■ **What needs to be done**
All of the records must come back exactly as they were given.

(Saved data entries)
+ + + + +

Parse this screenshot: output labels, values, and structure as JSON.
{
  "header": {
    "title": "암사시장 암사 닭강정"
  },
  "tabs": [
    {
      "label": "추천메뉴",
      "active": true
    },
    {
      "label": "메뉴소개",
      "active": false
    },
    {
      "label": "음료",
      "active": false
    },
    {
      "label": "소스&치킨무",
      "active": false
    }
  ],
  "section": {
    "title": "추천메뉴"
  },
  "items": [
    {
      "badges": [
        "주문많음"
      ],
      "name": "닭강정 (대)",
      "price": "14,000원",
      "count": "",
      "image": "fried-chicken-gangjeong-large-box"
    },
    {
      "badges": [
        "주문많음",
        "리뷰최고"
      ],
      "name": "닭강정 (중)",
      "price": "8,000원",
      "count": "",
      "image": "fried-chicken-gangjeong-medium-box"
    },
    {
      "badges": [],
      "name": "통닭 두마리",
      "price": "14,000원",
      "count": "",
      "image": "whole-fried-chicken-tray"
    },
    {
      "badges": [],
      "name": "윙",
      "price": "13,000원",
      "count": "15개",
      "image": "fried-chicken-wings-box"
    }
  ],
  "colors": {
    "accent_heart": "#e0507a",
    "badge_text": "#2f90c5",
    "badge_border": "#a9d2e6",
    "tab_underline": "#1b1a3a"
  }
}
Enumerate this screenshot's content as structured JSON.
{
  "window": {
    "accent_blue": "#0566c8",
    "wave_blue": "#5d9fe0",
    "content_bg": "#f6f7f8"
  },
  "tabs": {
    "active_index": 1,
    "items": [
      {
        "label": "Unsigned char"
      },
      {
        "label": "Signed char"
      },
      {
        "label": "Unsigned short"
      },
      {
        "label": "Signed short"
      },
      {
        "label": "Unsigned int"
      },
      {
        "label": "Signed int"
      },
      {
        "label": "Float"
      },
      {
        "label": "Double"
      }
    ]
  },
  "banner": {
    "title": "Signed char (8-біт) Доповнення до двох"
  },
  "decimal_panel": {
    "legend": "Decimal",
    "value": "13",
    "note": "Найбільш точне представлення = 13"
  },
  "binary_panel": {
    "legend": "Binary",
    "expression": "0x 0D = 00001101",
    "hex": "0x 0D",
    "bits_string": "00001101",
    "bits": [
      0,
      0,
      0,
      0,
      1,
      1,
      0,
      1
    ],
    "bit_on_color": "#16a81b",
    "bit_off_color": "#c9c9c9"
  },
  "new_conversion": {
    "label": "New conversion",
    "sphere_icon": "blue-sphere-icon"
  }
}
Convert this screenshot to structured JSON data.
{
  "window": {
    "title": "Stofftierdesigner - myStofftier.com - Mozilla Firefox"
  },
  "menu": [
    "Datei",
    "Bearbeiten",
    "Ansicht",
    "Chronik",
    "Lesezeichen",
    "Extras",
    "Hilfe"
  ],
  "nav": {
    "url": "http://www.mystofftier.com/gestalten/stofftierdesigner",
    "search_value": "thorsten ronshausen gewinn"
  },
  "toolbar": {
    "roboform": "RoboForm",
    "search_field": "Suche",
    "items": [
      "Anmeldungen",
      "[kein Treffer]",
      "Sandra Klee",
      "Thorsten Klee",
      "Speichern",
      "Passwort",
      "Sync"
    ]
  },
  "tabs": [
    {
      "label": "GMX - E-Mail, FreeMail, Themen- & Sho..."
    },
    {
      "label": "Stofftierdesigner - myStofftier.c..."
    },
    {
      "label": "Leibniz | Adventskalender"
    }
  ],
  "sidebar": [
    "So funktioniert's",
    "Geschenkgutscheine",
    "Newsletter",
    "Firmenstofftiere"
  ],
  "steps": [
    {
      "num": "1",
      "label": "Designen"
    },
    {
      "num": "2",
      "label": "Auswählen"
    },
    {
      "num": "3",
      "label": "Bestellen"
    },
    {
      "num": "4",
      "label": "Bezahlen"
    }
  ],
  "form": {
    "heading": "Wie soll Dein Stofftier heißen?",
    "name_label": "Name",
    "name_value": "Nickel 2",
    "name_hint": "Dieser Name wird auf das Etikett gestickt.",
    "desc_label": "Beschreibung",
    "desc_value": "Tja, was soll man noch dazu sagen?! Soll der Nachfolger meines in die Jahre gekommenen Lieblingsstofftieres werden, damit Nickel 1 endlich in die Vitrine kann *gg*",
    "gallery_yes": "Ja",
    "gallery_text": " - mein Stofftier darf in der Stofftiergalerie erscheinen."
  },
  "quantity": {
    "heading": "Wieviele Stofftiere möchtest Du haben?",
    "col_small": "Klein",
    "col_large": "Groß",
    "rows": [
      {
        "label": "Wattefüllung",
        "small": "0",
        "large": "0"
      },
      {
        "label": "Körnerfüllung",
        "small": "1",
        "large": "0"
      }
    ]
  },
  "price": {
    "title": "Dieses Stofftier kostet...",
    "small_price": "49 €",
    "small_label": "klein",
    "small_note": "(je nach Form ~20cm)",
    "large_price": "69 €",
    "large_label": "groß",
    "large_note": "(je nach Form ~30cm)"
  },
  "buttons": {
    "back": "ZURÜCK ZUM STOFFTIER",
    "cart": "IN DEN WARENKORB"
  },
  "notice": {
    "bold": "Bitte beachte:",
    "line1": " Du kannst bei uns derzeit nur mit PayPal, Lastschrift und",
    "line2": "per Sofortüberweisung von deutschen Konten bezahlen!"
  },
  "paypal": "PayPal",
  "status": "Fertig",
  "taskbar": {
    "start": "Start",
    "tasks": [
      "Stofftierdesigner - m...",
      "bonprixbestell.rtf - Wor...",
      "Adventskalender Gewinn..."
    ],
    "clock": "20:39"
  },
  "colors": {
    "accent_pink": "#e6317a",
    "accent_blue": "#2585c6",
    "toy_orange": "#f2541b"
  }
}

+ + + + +

■ **Exercise output**
Parse this screenshot: output labels, values, and structure as JSON.
{
  "header": {
    "title": "암사시장 암사 닭강정"
  },
  "tabs": [
    {
      "label": "추천메뉴",
      "active": true
    },
    {
      "label": "메뉴소개",
      "active": false
    },
    {
      "label": "음료",
      "active": false
    },
    {
      "label": "소스&치킨무",
      "active": false
    }
  ],
  "section": {
    "title": "추천메뉴"
  },
  "items": [
    {
      "badges": [
        "주문많음"
      ],
      "name": "닭강정 (대)",
      "price": "14,000원",
      "count": "",
      "image": "fried-chicken-gangjeong-large-box"
    },
    {
      "badges": [
        "주문많음",
        "리뷰최고"
      ],
      "name": "닭강정 (중)",
      "price": "8,000원",
      "count": "",
      "image": "fried-chicken-gangjeong-medium-box"
    },
    {
      "badges": [],
      "name": "통닭 두마리",
      "price": "14,000원",
      "count": "",
      "image": "whole-fried-chicken-tray"
    },
    {
      "badges": [],
      "name": "윙",
      "price": "13,000원",
      "count": "15개",
      "image": "fried-chicken-wings-box"
    }
  ],
  "colors": {
    "accent_heart": "#e0507a",
    "badge_text": "#2f90c5",
    "badge_border": "#a9d2e6",
    "tab_underline": "#1b1a3a"
  }
}
Enumerate this screenshot's content as structured JSON.
{
  "window": {
    "accent_blue": "#0566c8",
    "wave_blue": "#5d9fe0",
    "content_bg": "#f6f7f8"
  },
  "tabs": {
    "active_index": 1,
    "items": [
      {
        "label": "Unsigned char"
      },
      {
        "label": "Signed char"
      },
      {
        "label": "Unsigned short"
      },
      {
        "label": "Signed short"
      },
      {
        "label": "Unsigned int"
      },
      {
        "label": "Signed int"
      },
      {
        "label": "Float"
      },
      {
        "label": "Double"
      }
    ]
  },
  "banner": {
    "title": "Signed char (8-біт) Доповнення до двох"
  },
  "decimal_panel": {
    "legend": "Decimal",
    "value": "13",
    "note": "Найбільш точне представлення = 13"
  },
  "binary_panel": {
    "legend": "Binary",
    "expression": "0x 0D = 00001101",
    "hex": "0x 0D",
    "bits_string": "00001101",
    "bits": [
      0,
      0,
      0,
      0,
      1,
      1,
      0,
      1
    ],
    "bit_on_color": "#16a81b",
    "bit_off_color": "#c9c9c9"
  },
  "new_conversion": {
    "label": "New conversion",
    "sphere_icon": "blue-sphere-icon"
  }
}
Convert this screenshot to structured JSON data.
{
  "window": {
    "title": "Stofftierdesigner - myStofftier.com - Mozilla Firefox"
  },
  "menu": [
    "Datei",
    "Bearbeiten",
    "Ansicht",
    "Chronik",
    "Lesezeichen",
    "Extras",
    "Hilfe"
  ],
  "nav": {
    "url": "http://www.mystofftier.com/gestalten/stofftierdesigner",
    "search_value": "thorsten ronshausen gewinn"
  },
  "toolbar": {
    "roboform": "RoboForm",
    "search_field": "Suche",
    "items": [
      "Anmeldungen",
      "[kein Treffer]",
      "Sandra Klee",
      "Thorsten Klee",
      "Speichern",
      "Passwort",
      "Sync"
    ]
  },
  "tabs": [
    {
      "label": "GMX - E-Mail, FreeMail, Themen- & Sho..."
    },
    {
      "label": "Stofftierdesigner - myStofftier.c..."
    },
    {
      "label": "Leibniz | Adventskalender"
    }
  ],
  "sidebar": [
    "So funktioniert's",
    "Geschenkgutscheine",
    "Newsletter",
    "Firmenstofftiere"
  ],
  "steps": [
    {
      "num": "1",
      "label": "Designen"
    },
    {
      "num": "2",
      "label": "Auswählen"
    },
    {
      "num": "3",
      "label": "Bestellen"
    },
    {
      "num": "4",
      "label": "Bezahlen"
    }
  ],
  "form": {
    "heading": "Wie soll Dein Stofftier heißen?",
    "name_label": "Name",
    "name_value": "Nickel 2",
    "name_hint": "Dieser Name wird auf das Etikett gestickt.",
    "desc_label": "Beschreibung",
    "desc_value": "Tja, was soll man noch dazu sagen?! Soll der Nachfolger meines in die Jahre gekommenen Lieblingsstofftieres werden, damit Nickel 1 endlich in die Vitrine kann *gg*",
    "gallery_yes": "Ja",
    "gallery_text": " - mein Stofftier darf in der Stofftiergalerie erscheinen."
  },
  "quantity": {
    "heading": "Wieviele Stofftiere möchtest Du haben?",
    "col_small": "Klein",
    "col_large": "Groß",
    "rows": [
      {
        "label": "Wattefüllung",
        "small": "0",
        "large": "0"
      },
      {
        "label": "Körnerfüllung",
        "small": "1",
        "large": "0"
      }
    ]
  },
  "price": {
    "title": "Dieses Stofftier kostet...",
    "small_price": "49 €",
    "small_label": "klein",
    "small_note": "(je nach Form ~20cm)",
    "large_price": "69 €",
    "large_label": "groß",
    "large_note": "(je nach Form ~30cm)"
  },
  "buttons": {
    "back": "ZURÜCK ZUM STOFFTIER",
    "cart": "IN DEN WARENKORB"
  },
  "notice": {
    "bold": "Bitte beachte:",
    "line1": " Du kannst bei uns derzeit nur mit PayPal, Lastschrift und",
    "line2": "per Sofortüberweisung von deutschen Konten bezahlen!"
  },
  "paypal": "PayPal",
  "status": "Fertig",
  "taskbar": {
    "start": "Start",
    "tasks": [
      "Stofftierdesigner - m...",
      "bonprixbestell.rtf - Wor...",
      "Adventskalender Gewinn..."
    ],
    "clock": "20:39"
  },
  "colors": {
    "accent_pink": "#e6317a",
    "accent_blue": "#2585c6",
    "toy_orange": "#f2541b"
  }
}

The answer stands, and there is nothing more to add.